Born into aristocracy, Churchill cut his teeth as a young army officer in British India, the Sudan, and the Second Boer War. He rose in the ranks to First Lord of the Admiralty and was a staunch opponent of the encroaching German Nazis. Churchill served as Prime Minister of the United Kingdom from 1940 to 1945 and again from 1951 to 1955. Widely regarded as one of the greatest wartime leaders of the 20th century, Churchill was also a historian, a writer, and an artist. He is the only British Prime Minister to have won the Nobel Prize in Literature, and was the first person to be made an honorary citizen of the United States.
During the Second World War, Winston Churchill won two resounding victories. The first was a victory over Nazi Germany, the second a victory over the legion of sceptics who had derided his judgement, denied his claims to greatness, and excluded him from high office on the grounds that he was sure to be a danger to King and Country. In this incisive new biography, Paul Addison examines both the life of the most iconic figure in twentieth-century British history, and also the battle over his reputation, which continues to this day.
Churchill examines the influential career of Winston Churchill, British Prime Minster during the Second World War and from 1951–55. It discusses his early career as Secretary of State for War and Air and Chancellor of the Exchequer, Churchill as Warlord, and Churchill in opposition and the 1951 government. The book examines a wide variety of sources from contemporary newspaper accounts to Churchill's letters to his wife.

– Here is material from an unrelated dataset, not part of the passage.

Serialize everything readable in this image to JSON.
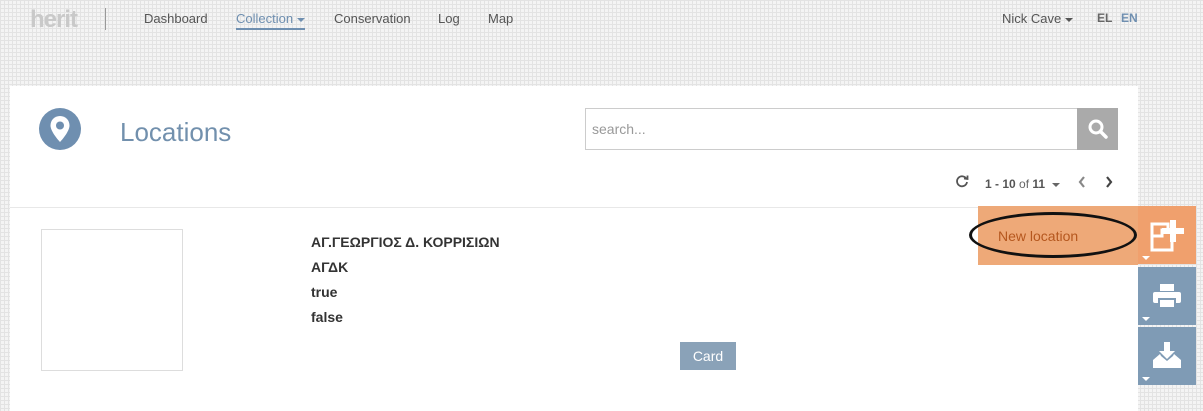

How does he assess the information that is brought to him? How does his personal or political philosophy, or a moral sense, sustain him? How does he draw inspiration from those around him? How does he deal with setbacks and disasters? In this brilliant close-up look at Winston Churchill's leadership during the Second World War, Gilbert gets to the heart of the trials and struggles that have confronted the world's most powerful leaders, even up to current politicians such as George Bush and Tony Blair. Basing the book on his intimate knowledge of Churchill's private and official papers, Sir Martin Gilbert, Churchill’s official biographer, looks at the public figure and wartime propaganda, to reveal a very human, sensitive, and often tormented man, who nevertheless found the strength to lead his nation forward from the darkest and most dangerous of times.